As the Lok Sabha election 2019 is round the corner, about 500 girls from Assam, aged between 14 to 19 years, have prepared a ‘Children’s Agenda’ focusing on health, nutrition, education, sanitation, hygiene, water and protection of children.
The group of girls has already approached politicians of different political parties of the State to include their concerns such as flood-resilient infrastructure in the election manifestos of the political parties for upcoming parliamentary polls, say media reports.
The children and the teens have asked whether the disaster-prone areas in Assam have been given priority by the parties.
As per reports, more than 500 children prepared the ‘Children’s Agenda’ under the guidance of UNICEF, Assam and the Adolescent and Children Rights Network, Assam (ACRNA), a forum of 21 NGOs working for children in the State where raging floods hit millions of people in the State.

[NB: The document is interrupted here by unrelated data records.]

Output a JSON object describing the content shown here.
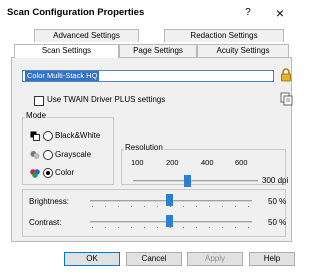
{
  "window": {
    "title": "Scan Configuration Properties",
    "help_glyph": "?",
    "close_glyph": "×"
  },
  "tabs": {
    "row1": [
      "Advanced Settings",
      "Redaction Settings"
    ],
    "row2": [
      "Scan Settings",
      "Page Settings",
      "Acuity Settings"
    ],
    "active": "Scan Settings"
  },
  "config": {
    "selected": "Color Multi-Stack HQ"
  },
  "twain": {
    "label": "Use TWAIN Driver PLUS settings",
    "checked": false
  },
  "mode": {
    "label": "Mode",
    "options": [
      "Black&White",
      "Grayscale",
      "Color"
    ],
    "selected": "Color"
  },
  "resolution": {
    "label": "Resolution",
    "ticks": [
      "100",
      "200",
      "400",
      "600"
    ],
    "value_label": "300 dpi",
    "value": 300
  },
  "brightness": {
    "label": "Brightness:",
    "value_label": "50 %",
    "value": 50
  },
  "contrast": {
    "label": "Contrast:",
    "value_label": "50 %",
    "value": 50
  },
  "buttons": {
    "ok": "OK",
    "cancel": "Cancel",
    "apply": "Apply",
    "help": "Help"
  },
  "colors": {
    "accent": "#2d7fd0",
    "selection": "#3272c8"
  }
}
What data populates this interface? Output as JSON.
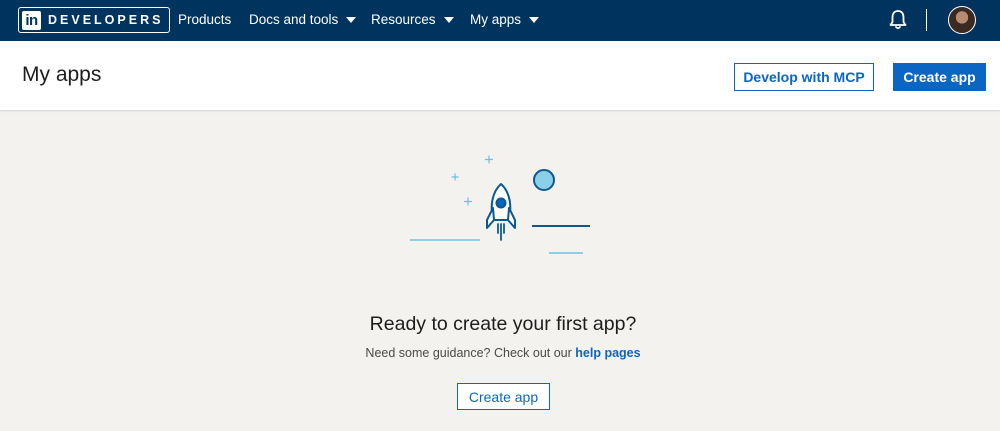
{
  "nav": {
    "logo_in": "in",
    "logo_text": "DEVELOPERS",
    "items": [
      {
        "label": "Products"
      },
      {
        "label": "Docs and tools"
      },
      {
        "label": "Resources"
      },
      {
        "label": "My apps"
      }
    ],
    "notifications_icon": "bell-icon"
  },
  "header": {
    "title": "My apps",
    "develop_mcp_label": "Develop with MCP",
    "create_app_label": "Create app"
  },
  "empty_state": {
    "illustration_icon": "rocket-icon",
    "heading": "Ready to create your first app?",
    "guidance_text": "Need some guidance? Check out our ",
    "help_link": "help pages",
    "create_app_label": "Create app"
  },
  "colors": {
    "nav_bg": "#00345f",
    "accent": "#0a66c2",
    "page_bg": "#f3f2ef"
  }
}
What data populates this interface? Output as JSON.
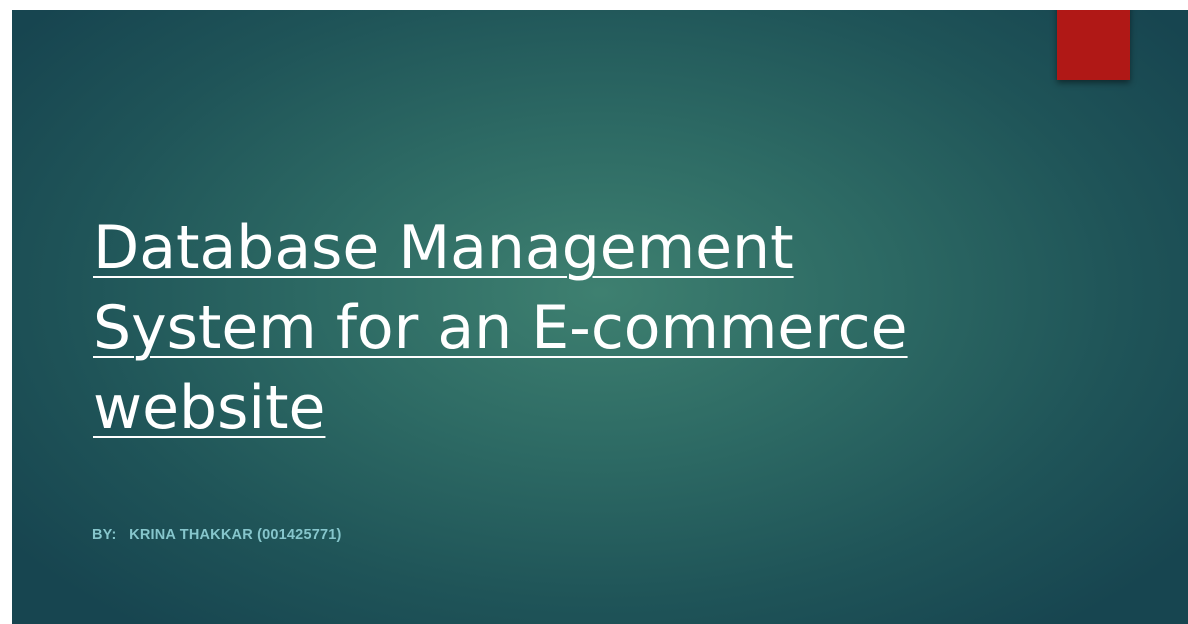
{
  "slide": {
    "title": "Database Management System for an E-commerce website",
    "byline": "BY:   KRINA THAKKAR (001425771)"
  },
  "colors": {
    "background_center": "#3e8070",
    "background_edge": "#174550",
    "accent_block": "#b01816",
    "title_text": "#ffffff",
    "byline_text": "#86c6cc"
  }
}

The report quoted Chiranjib Kakoty of ACRNA as saying: “The children voiced their request for flood-resilient infrastructure, particularly schools. They said beyond erosion, the main issue was flooding because they were not in a position to attend schools… the schools were not accessible.”
It is a known fact that during floods, hundreds of schools across Assam remain submerged and hundreds of others are turned into relief camps for giving shelter to the flood-hit people affecting education of the school children.

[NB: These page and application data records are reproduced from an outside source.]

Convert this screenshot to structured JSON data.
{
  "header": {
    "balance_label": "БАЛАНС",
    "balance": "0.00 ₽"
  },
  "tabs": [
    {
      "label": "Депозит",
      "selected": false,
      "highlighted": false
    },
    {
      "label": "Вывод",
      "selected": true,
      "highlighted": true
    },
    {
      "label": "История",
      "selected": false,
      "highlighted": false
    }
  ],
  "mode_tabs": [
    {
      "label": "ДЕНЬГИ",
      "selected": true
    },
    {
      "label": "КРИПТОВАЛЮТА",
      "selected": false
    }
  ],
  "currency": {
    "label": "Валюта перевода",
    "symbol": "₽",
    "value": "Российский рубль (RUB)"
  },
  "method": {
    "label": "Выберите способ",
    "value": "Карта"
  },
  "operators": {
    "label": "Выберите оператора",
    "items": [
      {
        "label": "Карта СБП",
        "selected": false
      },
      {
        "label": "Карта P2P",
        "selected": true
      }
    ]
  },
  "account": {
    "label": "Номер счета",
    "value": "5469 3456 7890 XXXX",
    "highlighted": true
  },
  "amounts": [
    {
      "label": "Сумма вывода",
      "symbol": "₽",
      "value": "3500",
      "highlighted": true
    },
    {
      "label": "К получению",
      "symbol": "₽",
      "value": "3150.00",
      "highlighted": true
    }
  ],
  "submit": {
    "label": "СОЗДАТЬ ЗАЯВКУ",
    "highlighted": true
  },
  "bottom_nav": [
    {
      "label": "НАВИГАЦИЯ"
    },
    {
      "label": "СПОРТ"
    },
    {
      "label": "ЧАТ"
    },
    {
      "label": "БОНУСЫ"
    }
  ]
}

Besides other issues, the issues of the challenge of availing safe drinking water during the flood season and lack of proper toilets during the disaster have been raised.
A group of teenage girls has already handed over the copies of the agenda and discussed their concerns with five political parties including the Bharatiya Janata Party (BJP), Asom Gana Parishad (AGP) and the Congress.
The report quoted further quoted Kakoty as saying: “The idea of having some residential facility in the season because what happens is sometimes the distance between the place of residence and the school is so great that even if you have resilient infrastructure if you can’t access them, it has no meaning at all for them.”
Kakoty also said: “Once you drop out of school the spiralling down begins. It could be child labour, it could be child marriage and sometimes it could also be child trafficking.”